*** Supplied material Section Begins ***

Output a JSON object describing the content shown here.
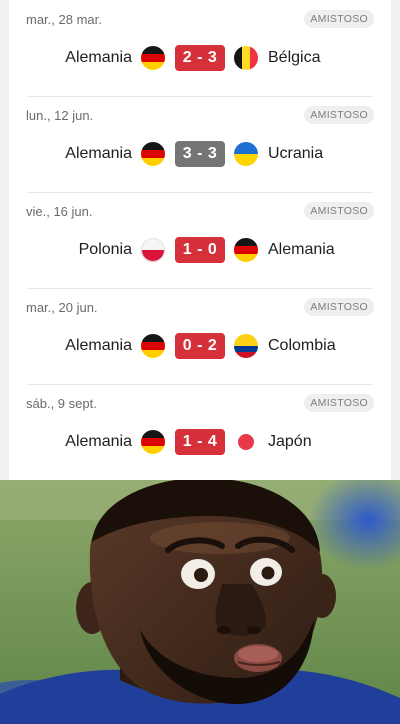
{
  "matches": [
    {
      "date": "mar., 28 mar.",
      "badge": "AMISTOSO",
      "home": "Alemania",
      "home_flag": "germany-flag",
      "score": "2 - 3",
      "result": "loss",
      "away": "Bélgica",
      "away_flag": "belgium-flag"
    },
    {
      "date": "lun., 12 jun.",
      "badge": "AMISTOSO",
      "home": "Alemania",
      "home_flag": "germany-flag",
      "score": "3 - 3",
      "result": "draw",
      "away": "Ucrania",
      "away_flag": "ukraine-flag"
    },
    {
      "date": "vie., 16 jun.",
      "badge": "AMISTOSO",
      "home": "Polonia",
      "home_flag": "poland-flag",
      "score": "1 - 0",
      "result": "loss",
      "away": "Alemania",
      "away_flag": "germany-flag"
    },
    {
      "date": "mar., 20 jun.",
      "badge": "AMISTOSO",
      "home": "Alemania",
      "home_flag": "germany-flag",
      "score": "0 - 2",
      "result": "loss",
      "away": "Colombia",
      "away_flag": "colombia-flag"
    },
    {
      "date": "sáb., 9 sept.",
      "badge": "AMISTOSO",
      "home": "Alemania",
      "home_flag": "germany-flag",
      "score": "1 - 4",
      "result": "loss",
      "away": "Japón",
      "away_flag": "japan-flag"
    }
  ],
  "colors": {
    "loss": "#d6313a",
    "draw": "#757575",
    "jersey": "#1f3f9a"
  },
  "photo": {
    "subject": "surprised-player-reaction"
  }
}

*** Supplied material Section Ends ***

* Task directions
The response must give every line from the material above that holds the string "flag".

* Result of this exercise
      "home_flag": "germany-flag",
      "away_flag": "belgium-flag"
      "home_flag": "germany-flag",
      "away_flag": "ukraine-flag"
      "home_flag": "poland-flag",
      "away_flag": "germany-flag"
      "home_flag": "germany-flag",
      "away_flag": "colombia-flag"
      "home_flag": "germany-flag",
      "away_flag": "japan-flag"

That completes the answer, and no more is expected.